Training for a marathon is a strange thing. There’s a considerable time commitment that creates this tunnel-vision focus over a 12 week training bloc. To train well, it’s inevitable that the race gets blown a little out of proportion – it’s constantly there on the horizon. Generally speaking, waking up for a 3hr long run along the canal at 6am in the rain isn’t number one on my list of fun morning activities. But I went out and did it because I know it needed to be done. There’s also a balancing act of pushing oneself, but also not over doing it. That meant opting out of other things (like a number of hill races) for the sake of the marathon.
In reality, my “target time” is just an arbitrary number and not particularly impressive in any objective sense. On a perfect day, a flat course, and without injury, I still feel confident that I could run 26.2mi in 3:30min. The Strathearn Marathon is not flat and Scottish weather is seldom perfect in June, but I believe a sub-4hr time on that course remains a reasonable goal.
At the end of the day, it was my first road marathon and 4:45:49 is my new marathon PB. One that shouldn’t be too difficult to better in the future.
I’ll just have to go back next year and see what happens…
Since writing this, I’ve received some encouraging comments from one of the coaches at Springburn Harriers and my pal Mark (an accomplished sub-3hr marathoner himself), which are worth sharing:
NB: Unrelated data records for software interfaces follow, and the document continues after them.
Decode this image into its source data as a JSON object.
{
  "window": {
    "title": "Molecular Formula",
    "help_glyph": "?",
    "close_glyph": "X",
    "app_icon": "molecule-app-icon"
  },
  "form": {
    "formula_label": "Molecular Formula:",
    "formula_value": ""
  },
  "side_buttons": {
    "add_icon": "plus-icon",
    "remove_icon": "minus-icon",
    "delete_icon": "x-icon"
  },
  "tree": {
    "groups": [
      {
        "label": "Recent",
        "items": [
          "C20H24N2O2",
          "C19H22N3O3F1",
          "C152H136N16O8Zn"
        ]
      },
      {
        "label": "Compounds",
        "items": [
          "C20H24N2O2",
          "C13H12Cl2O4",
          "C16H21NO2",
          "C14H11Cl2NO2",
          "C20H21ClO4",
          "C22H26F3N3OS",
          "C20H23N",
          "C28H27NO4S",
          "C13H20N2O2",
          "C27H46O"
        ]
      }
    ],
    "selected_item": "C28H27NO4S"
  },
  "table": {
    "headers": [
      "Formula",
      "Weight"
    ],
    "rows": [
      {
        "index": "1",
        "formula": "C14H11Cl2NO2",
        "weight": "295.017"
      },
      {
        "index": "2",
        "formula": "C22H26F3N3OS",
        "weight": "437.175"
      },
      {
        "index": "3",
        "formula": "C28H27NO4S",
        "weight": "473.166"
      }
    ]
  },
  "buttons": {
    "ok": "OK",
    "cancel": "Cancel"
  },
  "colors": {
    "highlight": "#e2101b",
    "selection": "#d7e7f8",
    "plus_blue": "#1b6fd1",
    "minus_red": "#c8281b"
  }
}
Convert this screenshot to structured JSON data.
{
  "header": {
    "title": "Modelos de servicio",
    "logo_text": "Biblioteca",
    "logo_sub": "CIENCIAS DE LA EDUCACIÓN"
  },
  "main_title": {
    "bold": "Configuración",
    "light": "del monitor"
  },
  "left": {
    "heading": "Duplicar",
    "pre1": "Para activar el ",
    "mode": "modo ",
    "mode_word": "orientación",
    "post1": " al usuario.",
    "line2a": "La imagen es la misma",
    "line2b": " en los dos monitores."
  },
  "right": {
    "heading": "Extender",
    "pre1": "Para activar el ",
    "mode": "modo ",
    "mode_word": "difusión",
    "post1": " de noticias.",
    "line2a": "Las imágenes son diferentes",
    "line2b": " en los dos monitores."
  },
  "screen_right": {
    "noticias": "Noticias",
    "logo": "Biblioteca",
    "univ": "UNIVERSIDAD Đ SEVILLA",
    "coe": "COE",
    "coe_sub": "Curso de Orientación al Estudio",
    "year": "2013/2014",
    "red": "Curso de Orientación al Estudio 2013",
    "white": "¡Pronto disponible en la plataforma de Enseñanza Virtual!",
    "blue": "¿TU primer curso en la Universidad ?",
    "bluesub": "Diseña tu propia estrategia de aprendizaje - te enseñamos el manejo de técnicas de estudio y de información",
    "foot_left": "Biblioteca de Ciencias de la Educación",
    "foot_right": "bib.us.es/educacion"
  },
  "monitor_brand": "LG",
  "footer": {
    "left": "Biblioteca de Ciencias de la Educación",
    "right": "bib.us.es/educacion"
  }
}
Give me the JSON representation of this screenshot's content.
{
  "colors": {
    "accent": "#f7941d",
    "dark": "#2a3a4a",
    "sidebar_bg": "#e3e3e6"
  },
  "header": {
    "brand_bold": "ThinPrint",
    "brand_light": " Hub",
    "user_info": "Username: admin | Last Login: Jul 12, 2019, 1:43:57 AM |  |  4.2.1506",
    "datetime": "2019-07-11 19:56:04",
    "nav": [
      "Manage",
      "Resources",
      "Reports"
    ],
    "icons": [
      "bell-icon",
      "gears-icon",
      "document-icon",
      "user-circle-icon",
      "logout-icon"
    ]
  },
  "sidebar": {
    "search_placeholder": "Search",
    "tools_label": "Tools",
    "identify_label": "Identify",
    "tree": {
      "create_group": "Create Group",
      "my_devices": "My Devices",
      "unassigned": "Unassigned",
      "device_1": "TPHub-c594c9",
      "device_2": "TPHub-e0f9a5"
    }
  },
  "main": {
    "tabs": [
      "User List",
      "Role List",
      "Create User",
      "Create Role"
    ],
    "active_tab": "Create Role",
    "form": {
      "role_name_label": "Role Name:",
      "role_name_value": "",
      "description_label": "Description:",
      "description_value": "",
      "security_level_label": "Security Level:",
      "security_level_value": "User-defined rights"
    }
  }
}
Damian: “…That is beauty (and pain) of marathon running for you – you’ve got to put all your eggs in one basket ( that 1 race day) – when it all works brilliant – when it doesn’t – get to the finish, recover for a few weeks and plan the next one!”
Mark: “…it’s wonderful to run a race and see all your targets smashed, but there is a sense in which the accomplishment of finishing when it goes horribly wrong, when all your erstwhile targets are laughing at you and telling you it’s no longer worth it, finishing without ego basically, is even greater. And it’s only really marathon distances that can humble even the well-trained and experienced in this way. As for doing another, it would surely be a shame not to apply such a gruelling education ;)”